Check every line in the listing below for "text". Copy the ones where it occurs.

——————————

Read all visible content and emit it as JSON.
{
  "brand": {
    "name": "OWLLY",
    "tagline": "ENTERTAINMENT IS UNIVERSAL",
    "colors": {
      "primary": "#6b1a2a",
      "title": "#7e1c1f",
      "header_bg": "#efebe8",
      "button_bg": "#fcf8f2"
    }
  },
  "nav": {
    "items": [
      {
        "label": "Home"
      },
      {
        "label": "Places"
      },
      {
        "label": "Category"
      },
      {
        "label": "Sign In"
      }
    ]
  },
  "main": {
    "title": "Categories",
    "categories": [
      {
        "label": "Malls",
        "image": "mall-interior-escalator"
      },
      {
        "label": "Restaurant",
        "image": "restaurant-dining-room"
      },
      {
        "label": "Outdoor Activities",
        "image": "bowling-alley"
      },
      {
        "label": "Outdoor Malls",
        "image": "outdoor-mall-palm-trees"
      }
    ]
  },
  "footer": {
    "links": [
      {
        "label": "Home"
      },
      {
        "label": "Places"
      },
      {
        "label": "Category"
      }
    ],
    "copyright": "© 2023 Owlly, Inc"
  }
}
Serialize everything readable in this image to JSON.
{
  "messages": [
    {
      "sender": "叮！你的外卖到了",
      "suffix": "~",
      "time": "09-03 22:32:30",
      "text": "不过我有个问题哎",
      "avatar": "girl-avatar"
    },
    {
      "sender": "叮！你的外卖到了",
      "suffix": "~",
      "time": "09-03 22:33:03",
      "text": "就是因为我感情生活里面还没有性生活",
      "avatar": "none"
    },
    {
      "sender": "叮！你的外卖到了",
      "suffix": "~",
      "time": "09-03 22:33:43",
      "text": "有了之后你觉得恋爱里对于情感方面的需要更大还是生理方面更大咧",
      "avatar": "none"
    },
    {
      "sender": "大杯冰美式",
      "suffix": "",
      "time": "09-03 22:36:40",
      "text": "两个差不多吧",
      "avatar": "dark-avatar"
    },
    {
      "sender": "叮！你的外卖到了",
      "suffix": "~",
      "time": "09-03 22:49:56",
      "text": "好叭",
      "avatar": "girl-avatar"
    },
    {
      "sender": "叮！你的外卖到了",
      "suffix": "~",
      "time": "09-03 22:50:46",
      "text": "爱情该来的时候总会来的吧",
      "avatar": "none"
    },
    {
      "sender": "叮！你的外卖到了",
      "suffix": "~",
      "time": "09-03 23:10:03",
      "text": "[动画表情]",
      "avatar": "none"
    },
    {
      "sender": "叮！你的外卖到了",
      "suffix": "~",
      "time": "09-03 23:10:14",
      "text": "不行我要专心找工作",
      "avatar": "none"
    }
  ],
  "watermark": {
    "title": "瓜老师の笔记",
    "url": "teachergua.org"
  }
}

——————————

Task output:
      "text": "不过我有个问题哎",
      "text": "就是因为我感情生活里面还没有性生活",
      "text": "有了之后你觉得恋爱里对于情感方面的需要更大还是生理方面更大咧",
      "text": "两个差不多吧",
      "text": "好叭",
      "text": "爱情该来的时候总会来的吧",
      "text": "[动画表情]",
      "text": "不行我要专心找工作",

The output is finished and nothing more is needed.